Mullaney: They're very complementary. There are going to be new layers, horizontal layers in every architecture. It's the OSI model, right? At the lowest level is going to be the cloud service providers, AWS, Azure, Google. That's the infrastructure. At the network layer, that's going to be Aviatrix. We're going to become the cloud network platform. You're going to have people like Snowflake as the cloud data platform. You're going to have companies like HashiCorp, they’re going to be the cloud automation platform. That's the automation part of infrastructure that really didn't exist in client-server. At the application layer, people are excited about Kubernetes and containers. Can I have a platform upon which I'm abstracted away from whatever cloud I'm running on? Above all of us at the network layer, you have to interconnect all these things. They're not worried about that network infrastructure. They’re more about the application [infrastructure].

Gallant: You’ve brought Palo Alto Networks up a couple times. Can you talk a little bit more about how you’re bringing partners like that into the architecture?

Mullaney: We’ve been working with them for about nine months. When you talk to the customers, they say: You know, it's not clear exactly what I'm going to do in the cloud, but one thing is for sure, I want to bring my firewall with me. You've got to understand the psychology. Humans don't like that many things changed on them. It's like a four-legged stool. If you change two legs, the stool falls over. They only really like the one leg being changed. I may have to move to the cloud, but I'm going to try to bring some familiar things with me. It's my safety blanket.

AWS will say the same thing about Palo Alto that they say about us: You don't need firewalls.  You don't need Palo Alto in the cloud. Eventually, maybe I don't need that firewall. But you know what, customers are bringing them in. The problem is -- how do I plumb my next-gen firewall into the cloud because it doesn't understand cloud?
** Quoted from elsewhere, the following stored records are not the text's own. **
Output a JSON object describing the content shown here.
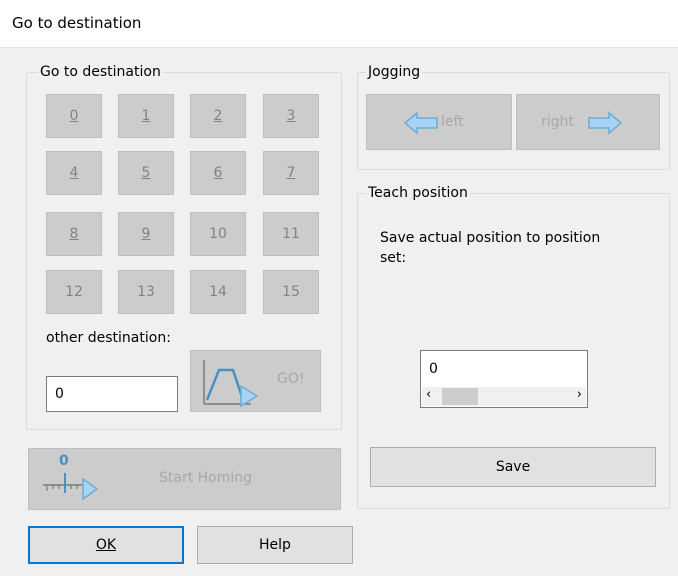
{
  "window": {
    "title": "Go to destination"
  },
  "destination_group": {
    "title": "Go to destination",
    "buttons": [
      "0",
      "1",
      "2",
      "3",
      "4",
      "5",
      "6",
      "7",
      "8",
      "9",
      "10",
      "11",
      "12",
      "13",
      "14",
      "15"
    ],
    "other_label": "other destination:",
    "other_value": "0",
    "go_label": "GO!"
  },
  "jogging": {
    "title": "Jogging",
    "left_label": "left",
    "right_label": "right"
  },
  "teach": {
    "title": "Teach position",
    "description": "Save actual position to position set:",
    "value": "0",
    "save_label": "Save"
  },
  "homing": {
    "label": "Start Homing",
    "indicator": "0"
  },
  "footer": {
    "ok_label": "OK",
    "help_label": "Help"
  },
  "colors": {
    "accent": "#0078d7",
    "arrow_fill": "#a9d3f2",
    "arrow_stroke": "#6baed6"
  }
}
The native constructs that the cloud providers give you are limited. It forces you to use IPsec. They don't have good load balancing. There's a lot of restrictions. There are performance hits, there's visibility hits. In order to do load balancing, they force you to use equal-cost, multi-path routing (ECMP), which means you have to use secure network address translation (SNAT), which then means you lose visibility of the source IP address, which is the whole purpose of having the firewall in the first place so you can track that.

We basically cloudified the vendors’ cloud firewalls. We said: We’ll take you under our arm.  We put our gateway in front of the firewalls. They connect to us and then, because we're cloud-native, we’ll handle all that for you and the distribution of routes and spinning up your appliance, making it easy, such that we’ll just allow you to do what you do. We don't hinder their performance, there's no SNAT’ing. The visibility's all fine. The operational complexity is way down. We'll handle the distribution of routes. You just are an appendage to us and do the firewalling. The security guy is happy -- I get my firewall deployed. The networking guy is happy because now it's done in a very cloud-native way.

And we do this for all of the major firewall vendors -- Palo Alto Networks, Check Point and Fortinet. We call it a firewall network service.

Related: The future isn't cloud. It's multi-cloud

Gallant: Give us a brief summary of why an enterprise absolutely should be considering Aviatrix today.

Mullaney: You know you're moving to the cloud. This isn't fun and games anymore. It’s mission critical and you need somebody that gives you the simplicity and the automation of a cloud-native solution, but with the visibility and control you demand as an enterprise. You want that to go across whatever cloud you’re running on. You want one architecture that runs regardless of any public cloud you’re leveraging.